** Opening Records block **
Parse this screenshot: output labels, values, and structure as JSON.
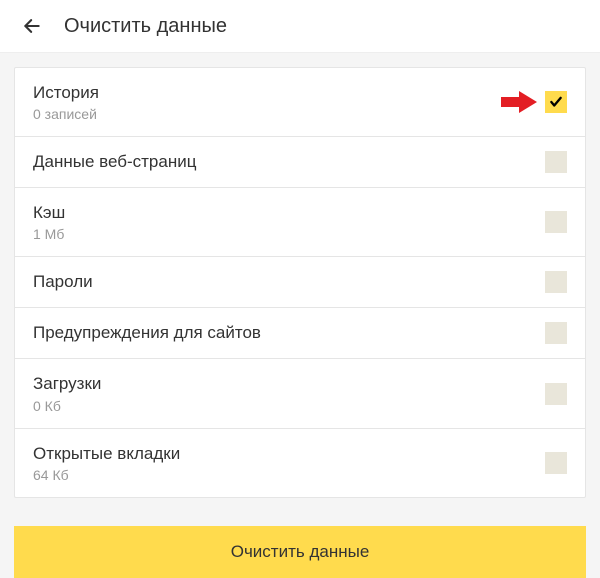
{
  "header": {
    "title": "Очистить данные"
  },
  "items": [
    {
      "title": "История",
      "subtitle": "0 записей",
      "checked": true,
      "hasArrow": true
    },
    {
      "title": "Данные веб-страниц",
      "subtitle": "",
      "checked": false,
      "hasArrow": false
    },
    {
      "title": "Кэш",
      "subtitle": "1 Мб",
      "checked": false,
      "hasArrow": false
    },
    {
      "title": "Пароли",
      "subtitle": "",
      "checked": false,
      "hasArrow": false
    },
    {
      "title": "Предупреждения для сайтов",
      "subtitle": "",
      "checked": false,
      "hasArrow": false
    },
    {
      "title": "Загрузки",
      "subtitle": "0 Кб",
      "checked": false,
      "hasArrow": false
    },
    {
      "title": "Открытые вкладки",
      "subtitle": "64 Кб",
      "checked": false,
      "hasArrow": false
    }
  ],
  "button": {
    "label": "Очистить данные"
  },
  "colors": {
    "accent": "#ffdb4d",
    "arrowIndicator": "#e31e24"
  }
}
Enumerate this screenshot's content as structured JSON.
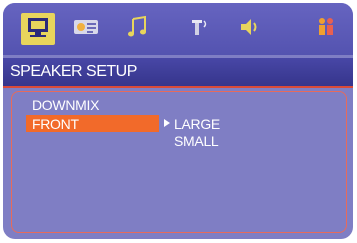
{
  "tabs": [
    {
      "icon": "monitor-icon",
      "selected": true
    },
    {
      "icon": "audio-settings-icon",
      "selected": false
    },
    {
      "icon": "music-note-icon",
      "selected": false
    },
    {
      "icon": "speaker-icon",
      "selected": false
    },
    {
      "icon": "volume-icon",
      "selected": false
    },
    {
      "icon": "people-icon",
      "selected": false
    }
  ],
  "header": {
    "title": "SPEAKER SETUP"
  },
  "menu": {
    "items": [
      {
        "label": "DOWNMIX",
        "selected": false
      },
      {
        "label": "FRONT",
        "selected": true
      }
    ],
    "options": [
      {
        "label": "LARGE",
        "current": true
      },
      {
        "label": "SMALL",
        "current": false
      }
    ]
  },
  "colors": {
    "background": "#7f7ec4",
    "highlight": "#f26a2a",
    "accent": "#d94a3a",
    "tab_selected": "#e8d55c"
  }
}
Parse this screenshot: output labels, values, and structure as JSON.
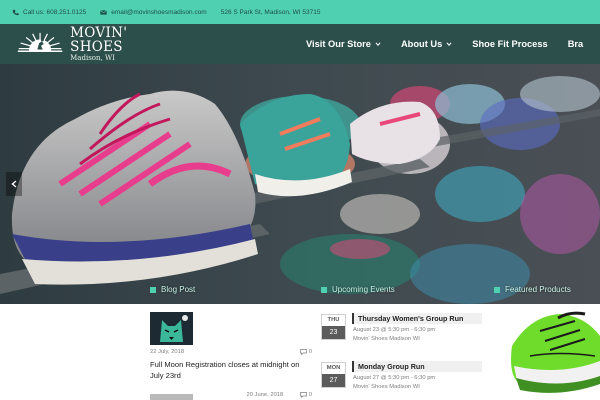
{
  "topbar": {
    "phone": "Call us: 608.251.0125",
    "email": "email@movinshoesmadison.com",
    "address": "526 S Park St, Madison, WI 53715"
  },
  "brand": {
    "title": "MOVIN' SHOES",
    "subtitle": "Madison, WI"
  },
  "nav": {
    "items": [
      {
        "label": "Visit Our Store",
        "dropdown": true
      },
      {
        "label": "About Us",
        "dropdown": true
      },
      {
        "label": "Shoe Fit Process",
        "dropdown": false
      },
      {
        "label": "Bra",
        "dropdown": false
      }
    ]
  },
  "sections": {
    "tabs": [
      "Blog Post",
      "Upcoming Events",
      "Featured Products"
    ]
  },
  "news": {
    "post1": {
      "date": "22 July, 2018",
      "comments": "0",
      "title": "Full Moon Registration closes at midnight on July 23rd"
    },
    "post2": {
      "date": "20 June, 2018",
      "comments": "0"
    }
  },
  "events": [
    {
      "month": "THU",
      "day": "23",
      "title": "Thursday Women's Group Run",
      "time": "August 23 @ 5:30 pm - 6:30 pm",
      "location": "Movin' Shoes Madison WI"
    },
    {
      "month": "MON",
      "day": "27",
      "title": "Monday Group Run",
      "time": "August 27 @ 5:30 pm - 6:30 pm",
      "location": "Movin' Shoes Madison WI"
    }
  ],
  "colors": {
    "accent": "#4fd1b1",
    "header": "#2d4f4b"
  },
  "icons": {
    "phone": "phone-icon",
    "email": "envelope-icon",
    "slider_prev": "chevron-left-icon",
    "comments": "comment-icon"
  }
}
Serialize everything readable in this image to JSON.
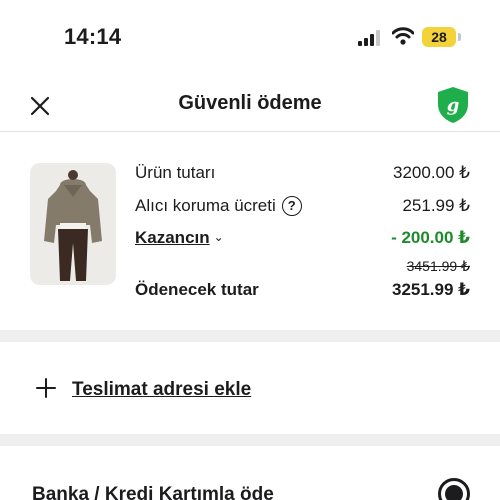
{
  "status_bar": {
    "time": "14:14",
    "battery": "28"
  },
  "header": {
    "title": "Güvenli ödeme",
    "logo_letter": "g"
  },
  "summary": {
    "product_price_label": "Ürün tutarı",
    "product_price_value": "3200.00 ₺",
    "protection_fee_label": "Alıcı koruma ücreti",
    "protection_fee_help": "?",
    "protection_fee_value": "251.99 ₺",
    "earnings_label": "Kazancın",
    "earnings_value": "- 200.00 ₺",
    "original_total": "3451.99 ₺",
    "payable_label": "Ödenecek tutar",
    "payable_value": "3251.99 ₺"
  },
  "address": {
    "add_label": "Teslimat adresi ekle"
  },
  "payment": {
    "option_label": "Banka / Kredi Kartımla öde",
    "selected": true
  },
  "colors": {
    "accent_green": "#1f8a2c",
    "logo_green": "#1fae4b",
    "battery": "#f4d33a"
  }
}
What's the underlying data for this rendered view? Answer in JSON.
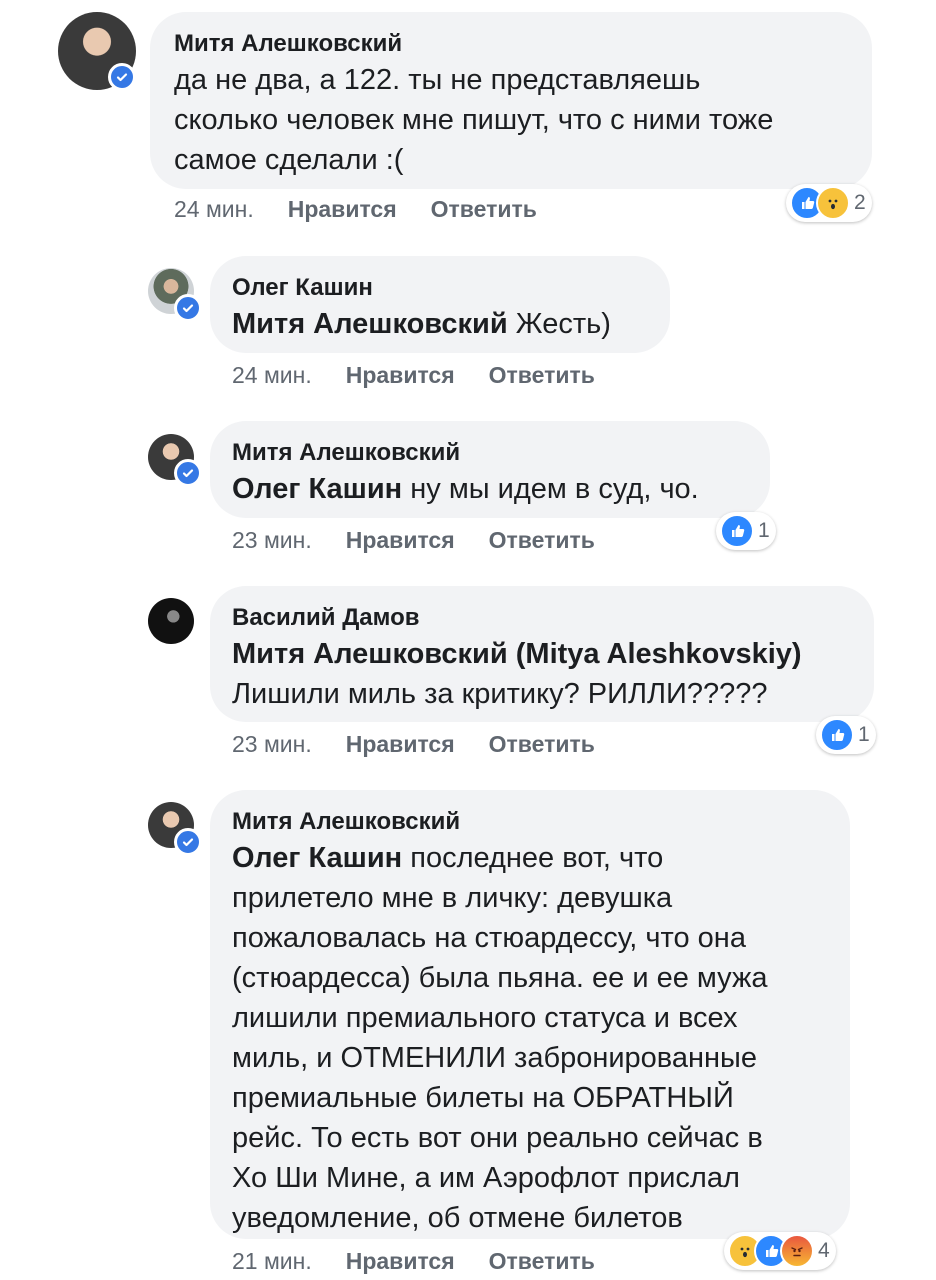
{
  "comments": [
    {
      "author": "Митя Алешковский",
      "mention": "",
      "lines": [
        "да не два, а 122. ты не представляешь",
        "сколько человек мне пишут, что с ними тоже",
        "самое сделали :("
      ],
      "time": "24 мин.",
      "like_label": "Нравится",
      "reply_label": "Ответить",
      "reactions": [
        "like",
        "wow"
      ],
      "reaction_count": "2"
    },
    {
      "author": "Олег Кашин",
      "mention": "Митя Алешковский",
      "lines": [
        "Жесть)"
      ],
      "time": "24 мин.",
      "like_label": "Нравится",
      "reply_label": "Ответить",
      "reactions": [],
      "reaction_count": ""
    },
    {
      "author": "Митя Алешковский",
      "mention": "Олег Кашин",
      "lines": [
        "ну мы идем в суд, чо."
      ],
      "time": "23 мин.",
      "like_label": "Нравится",
      "reply_label": "Ответить",
      "reactions": [
        "like"
      ],
      "reaction_count": "1"
    },
    {
      "author": "Василий Дамов",
      "mention": "Митя Алешковский (Mitya Aleshkovskiy)",
      "lines": [
        "Лишили миль за критику? РИЛЛИ?????"
      ],
      "time": "23 мин.",
      "like_label": "Нравится",
      "reply_label": "Ответить",
      "reactions": [
        "like"
      ],
      "reaction_count": "1"
    },
    {
      "author": "Митя Алешковский",
      "mention": "Олег Кашин",
      "lines": [
        "последнее вот, что",
        "прилетело мне в личку: девушка",
        "пожаловалась на стюардессу, что она",
        "(стюардесса) была пьяна. ее и ее мужа",
        "лишили премиального статуса и всех",
        "миль, и ОТМЕНИЛИ забронированные",
        "премиальные билеты на ОБРАТНЫЙ",
        "рейс. То есть вот они реально сейчас в",
        "Хо Ши Мине, а им Аэрофлот прислал",
        "уведомление, об отмене билетов"
      ],
      "time": "21 мин.",
      "like_label": "Нравится",
      "reply_label": "Ответить",
      "reactions": [
        "wow",
        "like",
        "angry"
      ],
      "reaction_count": "4"
    }
  ],
  "colors": {
    "bubble": "#f2f3f5",
    "like": "#2d88ff",
    "verified": "#3578e5",
    "meta": "#606770"
  }
}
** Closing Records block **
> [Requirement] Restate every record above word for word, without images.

> [Response area]
Parse this screenshot: output labels, values, and structure as JSON.
{
  "header": {
    "title": "Очистить данные"
  },
  "items": [
    {
      "title": "История",
      "subtitle": "0 записей",
      "checked": true,
      "hasArrow": true
    },
    {
      "title": "Данные веб-страниц",
      "subtitle": "",
      "checked": false,
      "hasArrow": false
    },
    {
      "title": "Кэш",
      "subtitle": "1 Мб",
      "checked": false,
      "hasArrow": false
    },
    {
      "title": "Пароли",
      "subtitle": "",
      "checked": false,
      "hasArrow": false
    },
    {
      "title": "Предупреждения для сайтов",
      "subtitle": "",
      "checked": false,
      "hasArrow": false
    },
    {
      "title": "Загрузки",
      "subtitle": "0 Кб",
      "checked": false,
      "hasArrow": false
    },
    {
      "title": "Открытые вкладки",
      "subtitle": "64 Кб",
      "checked": false,
      "hasArrow": false
    }
  ],
  "button": {
    "label": "Очистить данные"
  },
  "colors": {
    "accent": "#ffdb4d",
    "arrowIndicator": "#e31e24"
  }
}
Enumerate this screenshot's content as structured JSON.
{
  "tabs": [
    {
      "icon": "monitor-icon",
      "selected": true
    },
    {
      "icon": "audio-settings-icon",
      "selected": false
    },
    {
      "icon": "music-note-icon",
      "selected": false
    },
    {
      "icon": "speaker-icon",
      "selected": false
    },
    {
      "icon": "volume-icon",
      "selected": false
    },
    {
      "icon": "people-icon",
      "selected": false
    }
  ],
  "header": {
    "title": "SPEAKER SETUP"
  },
  "menu": {
    "items": [
      {
        "label": "DOWNMIX",
        "selected": false
      },
      {
        "label": "FRONT",
        "selected": true
      }
    ],
    "options": [
      {
        "label": "LARGE",
        "current": true
      },
      {
        "label": "SMALL",
        "current": false
      }
    ]
  },
  "colors": {
    "background": "#7f7ec4",
    "highlight": "#f26a2a",
    "accent": "#d94a3a",
    "tab_selected": "#e8d55c"
  }
}
Parse this screenshot: output labels, values, and structure as JSON.
{
  "topbar": {
    "phone": "Call us: 608.251.0125",
    "email": "email@movinshoesmadison.com",
    "address": "526 S Park St, Madison, WI 53715"
  },
  "brand": {
    "title": "MOVIN' SHOES",
    "subtitle": "Madison, WI"
  },
  "nav": {
    "items": [
      {
        "label": "Visit Our Store",
        "dropdown": true
      },
      {
        "label": "About Us",
        "dropdown": true
      },
      {
        "label": "Shoe Fit Process",
        "dropdown": false
      },
      {
        "label": "Bra",
        "dropdown": false
      }
    ]
  },
  "sections": {
    "tabs": [
      "Blog Post",
      "Upcoming Events",
      "Featured Products"
    ]
  },
  "news": {
    "post1": {
      "date": "22 July, 2018",
      "comments": "0",
      "title": "Full Moon Registration closes at midnight on July 23rd"
    },
    "post2": {
      "date": "20 June, 2018",
      "comments": "0"
    }
  },
  "events": [
    {
      "month": "THU",
      "day": "23",
      "title": "Thursday Women's Group Run",
      "time": "August 23 @ 5:30 pm - 6:30 pm",
      "location": "Movin' Shoes Madison WI"
    },
    {
      "month": "MON",
      "day": "27",
      "title": "Monday Group Run",
      "time": "August 27 @ 5:30 pm - 6:30 pm",
      "location": "Movin' Shoes Madison WI"
    }
  ],
  "colors": {
    "accent": "#4fd1b1",
    "header": "#2d4f4b"
  },
  "icons": {
    "phone": "phone-icon",
    "email": "envelope-icon",
    "slider_prev": "chevron-left-icon",
    "comments": "comment-icon"
  }
}
Serialize everything readable in this image to JSON.
{
  "status_bar": {
    "time": "14:14",
    "battery": "28"
  },
  "header": {
    "title": "Güvenli ödeme",
    "logo_letter": "g"
  },
  "summary": {
    "product_price_label": "Ürün tutarı",
    "product_price_value": "3200.00 ₺",
    "protection_fee_label": "Alıcı koruma ücreti",
    "protection_fee_help": "?",
    "protection_fee_value": "251.99 ₺",
    "earnings_label": "Kazancın",
    "earnings_value": "- 200.00 ₺",
    "original_total": "3451.99 ₺",
    "payable_label": "Ödenecek tutar",
    "payable_value": "3251.99 ₺"
  },
  "address": {
    "add_label": "Teslimat adresi ekle"
  },
  "payment": {
    "option_label": "Banka / Kredi Kartımla öde",
    "selected": true
  },
  "colors": {
    "accent_green": "#1f8a2c",
    "logo_green": "#1fae4b",
    "battery": "#f4d33a"
  }
}
What's the underlying data for this rendered view? Answer in JSON.
{
  "comments": [
    {
      "author": "Митя Алешковский",
      "mention": "",
      "lines": [
        "да не два, а 122. ты не представляешь",
        "сколько человек мне пишут, что с ними тоже",
        "самое сделали :("
      ],
      "time": "24 мин.",
      "like_label": "Нравится",
      "reply_label": "Ответить",
      "reactions": [
        "like",
        "wow"
      ],
      "reaction_count": "2"
    },
    {
      "author": "Олег Кашин",
      "mention": "Митя Алешковский",
      "lines": [
        "Жесть)"
      ],
      "time": "24 мин.",
      "like_label": "Нравится",
      "reply_label": "Ответить",
      "reactions": [],
      "reaction_count": ""
    },
    {
      "author": "Митя Алешковский",
      "mention": "Олег Кашин",
      "lines": [
        "ну мы идем в суд, чо."
      ],
      "time": "23 мин.",
      "like_label": "Нравится",
      "reply_label": "Ответить",
      "reactions": [
        "like"
      ],
      "reaction_count": "1"
    },
    {
      "author": "Василий Дамов",
      "mention": "Митя Алешковский (Mitya Aleshkovskiy)",
      "lines": [
        "Лишили миль за критику? РИЛЛИ?????"
      ],
      "time": "23 мин.",
      "like_label": "Нравится",
      "reply_label": "Ответить",
      "reactions": [
        "like"
      ],
      "reaction_count": "1"
    },
    {
      "author": "Митя Алешковский",
      "mention": "Олег Кашин",
      "lines": [
        "последнее вот, что",
        "прилетело мне в личку: девушка",
        "пожаловалась на стюардессу, что она",
        "(стюардесса) была пьяна. ее и ее мужа",
        "лишили премиального статуса и всех",
        "миль, и ОТМЕНИЛИ забронированные",
        "премиальные билеты на ОБРАТНЫЙ",
        "рейс. То есть вот они реально сейчас в",
        "Хо Ши Мине, а им Аэрофлот прислал",
        "уведомление, об отмене билетов"
      ],
      "time": "21 мин.",
      "like_label": "Нравится",
      "reply_label": "Ответить",
      "reactions": [
        "wow",
        "like",
        "angry"
      ],
      "reaction_count": "4"
    }
  ],
  "colors": {
    "bubble": "#f2f3f5",
    "like": "#2d88ff",
    "verified": "#3578e5",
    "meta": "#606770"
  }
}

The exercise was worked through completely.